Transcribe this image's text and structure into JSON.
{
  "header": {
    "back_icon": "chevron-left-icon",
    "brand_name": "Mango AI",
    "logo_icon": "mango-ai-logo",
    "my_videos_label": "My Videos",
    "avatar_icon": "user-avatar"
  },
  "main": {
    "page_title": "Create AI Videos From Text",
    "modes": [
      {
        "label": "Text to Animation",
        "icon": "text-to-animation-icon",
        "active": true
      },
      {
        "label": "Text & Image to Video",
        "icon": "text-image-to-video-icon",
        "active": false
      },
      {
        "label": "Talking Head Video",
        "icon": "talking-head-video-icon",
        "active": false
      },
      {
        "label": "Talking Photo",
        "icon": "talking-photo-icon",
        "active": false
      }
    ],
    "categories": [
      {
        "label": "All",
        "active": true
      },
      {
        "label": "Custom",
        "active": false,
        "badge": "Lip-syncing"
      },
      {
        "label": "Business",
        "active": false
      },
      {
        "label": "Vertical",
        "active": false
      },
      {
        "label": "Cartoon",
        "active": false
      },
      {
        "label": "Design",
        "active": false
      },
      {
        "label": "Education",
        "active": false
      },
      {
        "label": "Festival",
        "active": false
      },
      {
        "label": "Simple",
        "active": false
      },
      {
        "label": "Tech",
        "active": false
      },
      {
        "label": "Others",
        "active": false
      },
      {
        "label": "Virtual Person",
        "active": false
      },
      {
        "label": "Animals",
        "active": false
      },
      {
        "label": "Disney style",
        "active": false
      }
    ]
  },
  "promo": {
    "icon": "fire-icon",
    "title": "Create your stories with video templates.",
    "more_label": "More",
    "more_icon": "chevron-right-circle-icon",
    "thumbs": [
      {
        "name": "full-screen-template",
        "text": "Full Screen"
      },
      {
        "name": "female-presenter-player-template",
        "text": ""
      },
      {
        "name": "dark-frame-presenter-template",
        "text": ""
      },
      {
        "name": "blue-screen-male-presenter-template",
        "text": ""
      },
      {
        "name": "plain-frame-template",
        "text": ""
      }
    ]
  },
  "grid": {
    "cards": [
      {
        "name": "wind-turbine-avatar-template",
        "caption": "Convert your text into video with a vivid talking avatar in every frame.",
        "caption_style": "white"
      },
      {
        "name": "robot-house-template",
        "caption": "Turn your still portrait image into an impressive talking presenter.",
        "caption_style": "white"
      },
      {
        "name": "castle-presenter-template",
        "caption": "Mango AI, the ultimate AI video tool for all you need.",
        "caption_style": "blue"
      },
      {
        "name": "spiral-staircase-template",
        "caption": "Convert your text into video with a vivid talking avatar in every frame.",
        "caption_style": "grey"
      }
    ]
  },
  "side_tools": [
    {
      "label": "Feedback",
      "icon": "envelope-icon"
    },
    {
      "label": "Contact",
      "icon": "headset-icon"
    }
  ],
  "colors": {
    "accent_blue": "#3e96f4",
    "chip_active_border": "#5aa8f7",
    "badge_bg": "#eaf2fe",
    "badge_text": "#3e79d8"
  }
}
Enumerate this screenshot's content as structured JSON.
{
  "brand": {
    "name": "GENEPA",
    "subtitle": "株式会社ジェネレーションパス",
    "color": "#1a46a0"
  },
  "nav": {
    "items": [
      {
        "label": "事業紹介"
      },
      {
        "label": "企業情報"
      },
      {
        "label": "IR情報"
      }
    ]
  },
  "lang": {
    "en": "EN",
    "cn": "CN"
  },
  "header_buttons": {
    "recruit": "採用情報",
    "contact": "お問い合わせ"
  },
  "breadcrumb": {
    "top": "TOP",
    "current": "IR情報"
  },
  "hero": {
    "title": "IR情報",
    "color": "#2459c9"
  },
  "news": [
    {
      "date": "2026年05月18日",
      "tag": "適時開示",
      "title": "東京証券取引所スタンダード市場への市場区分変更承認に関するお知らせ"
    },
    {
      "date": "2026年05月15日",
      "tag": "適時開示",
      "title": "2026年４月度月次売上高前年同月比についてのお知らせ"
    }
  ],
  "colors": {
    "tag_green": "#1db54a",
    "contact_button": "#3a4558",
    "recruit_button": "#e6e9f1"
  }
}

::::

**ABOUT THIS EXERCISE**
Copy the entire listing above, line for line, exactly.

**ANSWER SPACE**
Transcribe this image's text and structure into JSON.
{
  "header": {
    "back_icon": "chevron-left-icon",
    "brand_name": "Mango AI",
    "logo_icon": "mango-ai-logo",
    "my_videos_label": "My Videos",
    "avatar_icon": "user-avatar"
  },
  "main": {
    "page_title": "Create AI Videos From Text",
    "modes": [
      {
        "label": "Text to Animation",
        "icon": "text-to-animation-icon",
        "active": true
      },
      {
        "label": "Text & Image to Video",
        "icon": "text-image-to-video-icon",
        "active": false
      },
      {
        "label": "Talking Head Video",
        "icon": "talking-head-video-icon",
        "active": false
      },
      {
        "label": "Talking Photo",
        "icon": "talking-photo-icon",
        "active": false
      }
    ],
    "categories": [
      {
        "label": "All",
        "active": true
      },
      {
        "label": "Custom",
        "active": false,
        "badge": "Lip-syncing"
      },
      {
        "label": "Business",
        "active": false
      },
      {
        "label": "Vertical",
        "active": false
      },
      {
        "label": "Cartoon",
        "active": false
      },
      {
        "label": "Design",
        "active": false
      },
      {
        "label": "Education",
        "active": false
      },
      {
        "label": "Festival",
        "active": false
      },
      {
        "label": "Simple",
        "active": false
      },
      {
        "label": "Tech",
        "active": false
      },
      {
        "label": "Others",
        "active": false
      },
      {
        "label": "Virtual Person",
        "active": false
      },
      {
        "label": "Animals",
        "active": false
      },
      {
        "label": "Disney style",
        "active": false
      }
    ]
  },
  "promo": {
    "icon": "fire-icon",
    "title": "Create your stories with video templates.",
    "more_label": "More",
    "more_icon": "chevron-right-circle-icon",
    "thumbs": [
      {
        "name": "full-screen-template",
        "text": "Full Screen"
      },
      {
        "name": "female-presenter-player-template",
        "text": ""
      },
      {
        "name": "dark-frame-presenter-template",
        "text": ""
      },
      {
        "name": "blue-screen-male-presenter-template",
        "text": ""
      },
      {
        "name": "plain-frame-template",
        "text": ""
      }
    ]
  },
  "grid": {
    "cards": [
      {
        "name": "wind-turbine-avatar-template",
        "caption": "Convert your text into video with a vivid talking avatar in every frame.",
        "caption_style": "white"
      },
      {
        "name": "robot-house-template",
        "caption": "Turn your still portrait image into an impressive talking presenter.",
        "caption_style": "white"
      },
      {
        "name": "castle-presenter-template",
        "caption": "Mango AI, the ultimate AI video tool for all you need.",
        "caption_style": "blue"
      },
      {
        "name": "spiral-staircase-template",
        "caption": "Convert your text into video with a vivid talking avatar in every frame.",
        "caption_style": "grey"
      }
    ]
  },
  "side_tools": [
    {
      "label": "Feedback",
      "icon": "envelope-icon"
    },
    {
      "label": "Contact",
      "icon": "headset-icon"
    }
  ],
  "colors": {
    "accent_blue": "#3e96f4",
    "chip_active_border": "#5aa8f7",
    "badge_bg": "#eaf2fe",
    "badge_text": "#3e79d8"
  }
}
Enumerate this screenshot's content as structured JSON.
{
  "brand": {
    "name": "GENEPA",
    "subtitle": "株式会社ジェネレーションパス",
    "color": "#1a46a0"
  },
  "nav": {
    "items": [
      {
        "label": "事業紹介"
      },
      {
        "label": "企業情報"
      },
      {
        "label": "IR情報"
      }
    ]
  },
  "lang": {
    "en": "EN",
    "cn": "CN"
  },
  "header_buttons": {
    "recruit": "採用情報",
    "contact": "お問い合わせ"
  },
  "breadcrumb": {
    "top": "TOP",
    "current": "IR情報"
  },
  "hero": {
    "title": "IR情報",
    "color": "#2459c9"
  },
  "news": [
    {
      "date": "2026年05月18日",
      "tag": "適時開示",
      "title": "東京証券取引所スタンダード市場への市場区分変更承認に関するお知らせ"
    },
    {
      "date": "2026年05月15日",
      "tag": "適時開示",
      "title": "2026年４月度月次売上高前年同月比についてのお知らせ"
    }
  ],
  "colors": {
    "tag_green": "#1db54a",
    "contact_button": "#3a4558",
    "recruit_button": "#e6e9f1"
  }
}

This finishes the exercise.